TASK DATA:
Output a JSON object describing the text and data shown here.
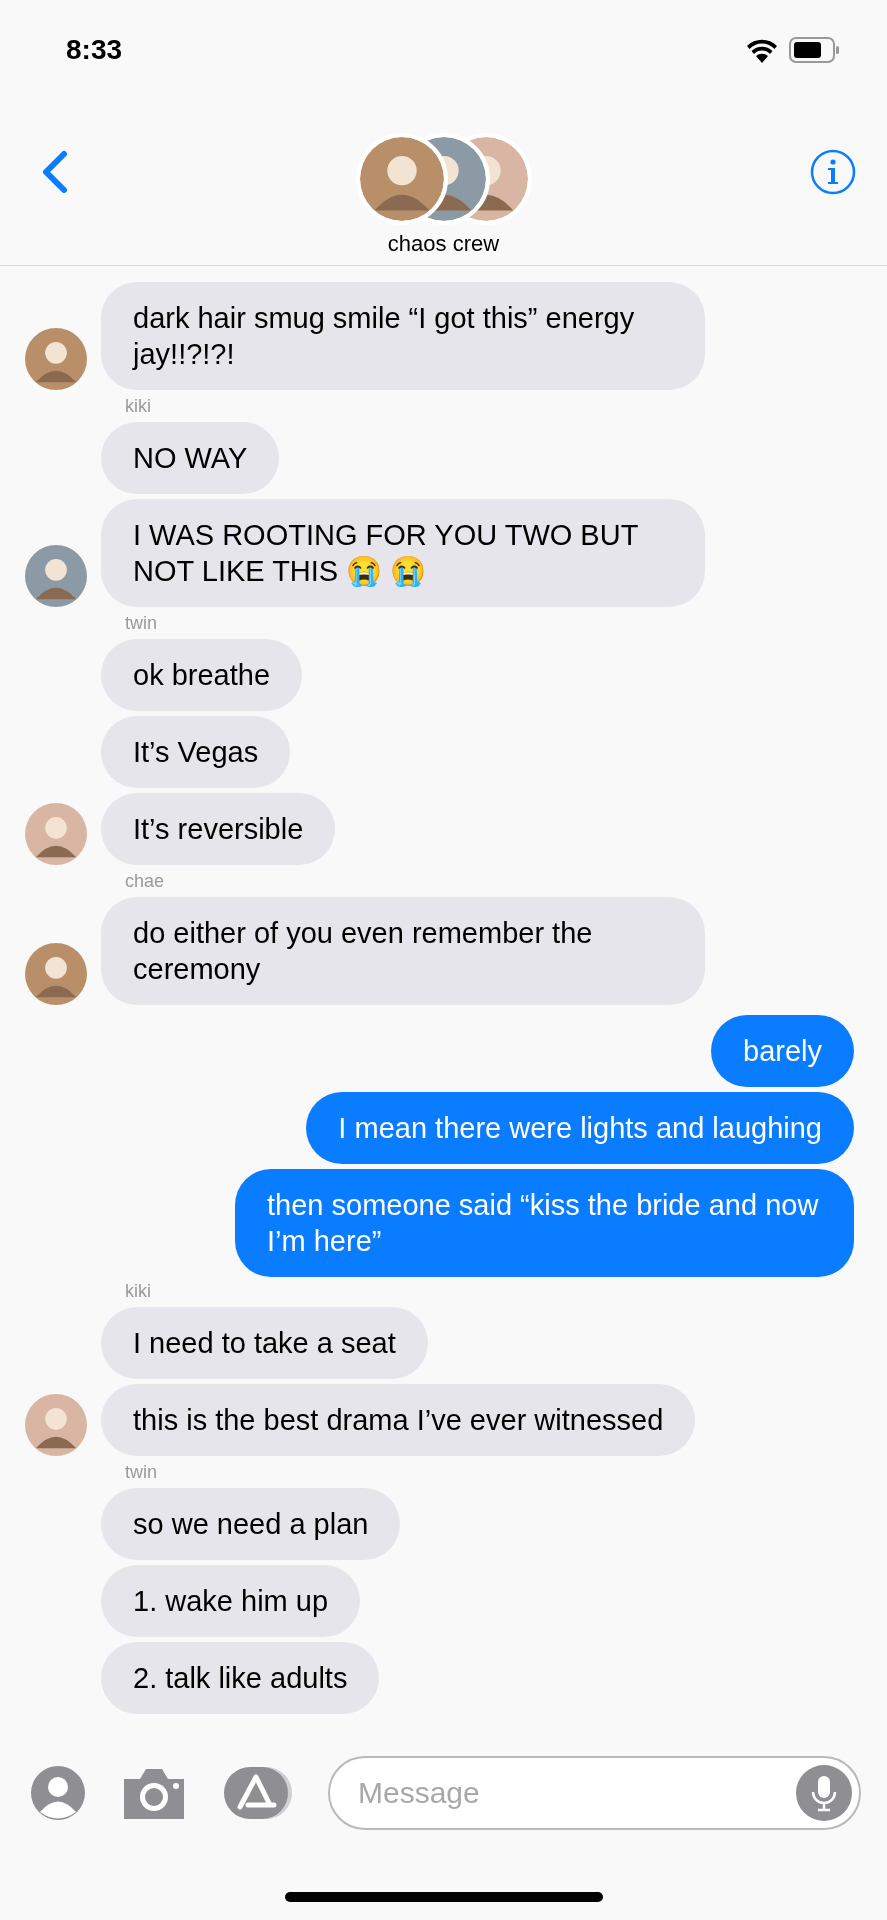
{
  "status_bar": {
    "time": "8:33"
  },
  "header": {
    "title": "chaos crew"
  },
  "groups": [
    {
      "kind": "incoming",
      "avatar": true,
      "messages": [
        "dark hair smug smile “I got this” energy jay!!?!?!"
      ]
    },
    {
      "kind": "incoming",
      "sender": "kiki",
      "avatar": true,
      "messages": [
        "NO WAY",
        "I WAS ROOTING FOR YOU TWO BUT NOT LIKE THIS 😭 😭"
      ]
    },
    {
      "kind": "incoming",
      "sender": "twin",
      "avatar": true,
      "messages": [
        "ok breathe",
        "It’s Vegas",
        "It’s reversible"
      ]
    },
    {
      "kind": "incoming",
      "sender": "chae",
      "avatar": true,
      "messages": [
        "do either of you even remember the ceremony"
      ]
    },
    {
      "kind": "outgoing",
      "messages": [
        "barely",
        "I mean there were lights and laughing",
        "then someone said “kiss the bride and now I’m here”"
      ]
    },
    {
      "kind": "incoming",
      "sender": "kiki",
      "avatar": true,
      "messages": [
        "I need to take a seat",
        "this is the best drama I’ve ever witnessed"
      ]
    },
    {
      "kind": "incoming",
      "sender": "twin",
      "avatar": false,
      "messages": [
        "so we need a plan",
        "1. wake him up",
        "2. talk like adults"
      ]
    }
  ],
  "composer": {
    "placeholder": "Message"
  }
}
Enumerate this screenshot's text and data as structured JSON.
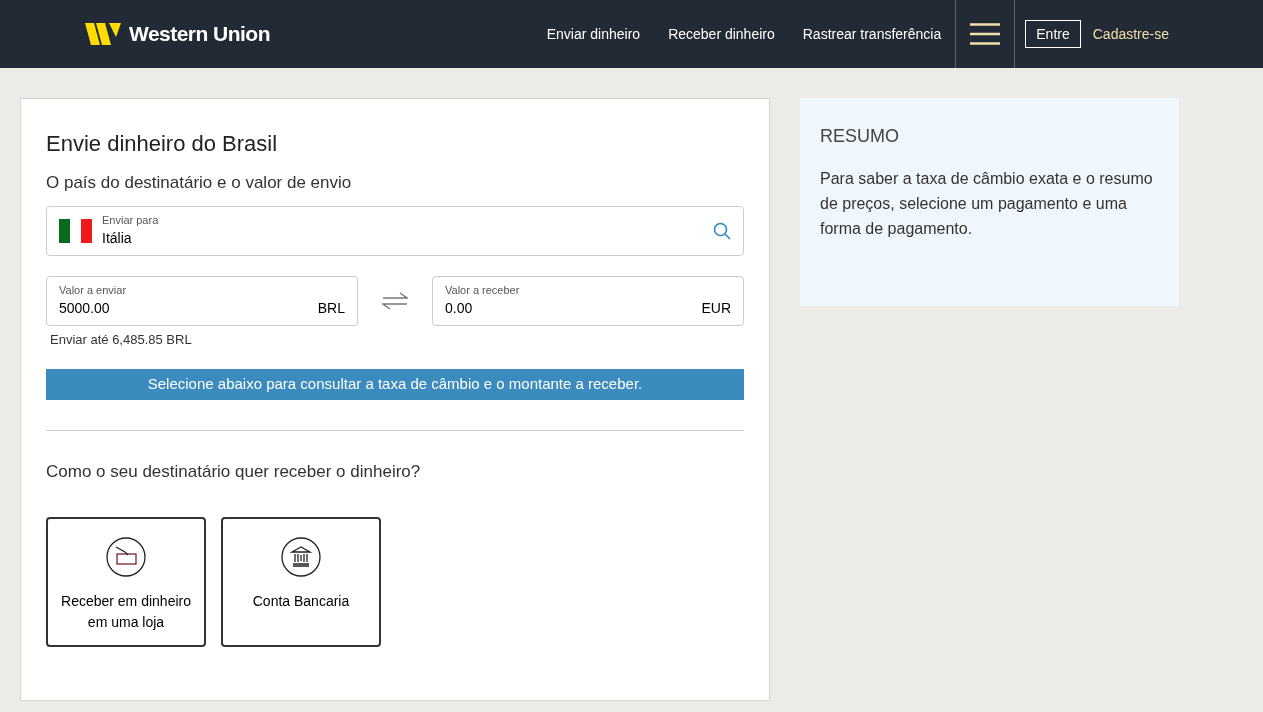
{
  "header": {
    "brand": "Western Union",
    "nav": [
      "Enviar dinheiro",
      "Receber dinheiro",
      "Rastrear transferência"
    ],
    "login": "Entre",
    "signup": "Cadastre-se"
  },
  "form": {
    "title": "Envie dinheiro do Brasil",
    "subtitle": "O país do destinatário e o valor de envio",
    "destination": {
      "label": "Enviar para",
      "value": "Itália"
    },
    "send": {
      "label": "Valor a enviar",
      "value": "5000.00",
      "currency": "BRL"
    },
    "receive": {
      "label": "Valor a receber",
      "value": "0.00",
      "currency": "EUR"
    },
    "limit": "Enviar até 6,485.85 BRL",
    "banner": "Selecione abaixo para consultar a taxa de câmbio e o montante a receber.",
    "question": "Como o seu destinatário quer receber o dinheiro?",
    "options": [
      {
        "kind": "cash",
        "label": "Receber em dinheiro em uma loja"
      },
      {
        "kind": "bank",
        "label": "Conta Bancaria"
      }
    ]
  },
  "summary": {
    "title": "RESUMO",
    "text": "Para saber a taxa de câmbio exata e o resumo de preços, selecione um pagamento e uma forma de pagamento."
  }
}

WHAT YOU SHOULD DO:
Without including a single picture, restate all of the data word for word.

ANSWER SPACE:
Output a JSON object describing the text and data shown here.
{
  "status_bar": {
    "time": "8:33"
  },
  "header": {
    "title": "chaos crew"
  },
  "groups": [
    {
      "kind": "incoming",
      "avatar": true,
      "messages": [
        "dark hair smug smile “I got this” energy jay!!?!?!"
      ]
    },
    {
      "kind": "incoming",
      "sender": "kiki",
      "avatar": true,
      "messages": [
        "NO WAY",
        "I WAS ROOTING FOR YOU TWO BUT NOT LIKE THIS 😭 😭"
      ]
    },
    {
      "kind": "incoming",
      "sender": "twin",
      "avatar": true,
      "messages": [
        "ok breathe",
        "It’s Vegas",
        "It’s reversible"
      ]
    },
    {
      "kind": "incoming",
      "sender": "chae",
      "avatar": true,
      "messages": [
        "do either of you even remember the ceremony"
      ]
    },
    {
      "kind": "outgoing",
      "messages": [
        "barely",
        "I mean there were lights and laughing",
        "then someone said “kiss the bride and now I’m here”"
      ]
    },
    {
      "kind": "incoming",
      "sender": "kiki",
      "avatar": true,
      "messages": [
        "I need to take a seat",
        "this is the best drama I’ve ever witnessed"
      ]
    },
    {
      "kind": "incoming",
      "sender": "twin",
      "avatar": false,
      "messages": [
        "so we need a plan",
        "1. wake him up",
        "2. talk like adults"
      ]
    }
  ],
  "composer": {
    "placeholder": "Message"
  }
}
Enumerate this screenshot's text and data as structured JSON.
{
  "header": {
    "brand": "Western Union",
    "nav": [
      "Enviar dinheiro",
      "Receber dinheiro",
      "Rastrear transferência"
    ],
    "login": "Entre",
    "signup": "Cadastre-se"
  },
  "form": {
    "title": "Envie dinheiro do Brasil",
    "subtitle": "O país do destinatário e o valor de envio",
    "destination": {
      "label": "Enviar para",
      "value": "Itália"
    },
    "send": {
      "label": "Valor a enviar",
      "value": "5000.00",
      "currency": "BRL"
    },
    "receive": {
      "label": "Valor a receber",
      "value": "0.00",
      "currency": "EUR"
    },
    "limit": "Enviar até 6,485.85 BRL",
    "banner": "Selecione abaixo para consultar a taxa de câmbio e o montante a receber.",
    "question": "Como o seu destinatário quer receber o dinheiro?",
    "options": [
      {
        "kind": "cash",
        "label": "Receber em dinheiro em uma loja"
      },
      {
        "kind": "bank",
        "label": "Conta Bancaria"
      }
    ]
  },
  "summary": {
    "title": "RESUMO",
    "text": "Para saber a taxa de câmbio exata e o resumo de preços, selecione um pagamento e uma forma de pagamento."
  }
}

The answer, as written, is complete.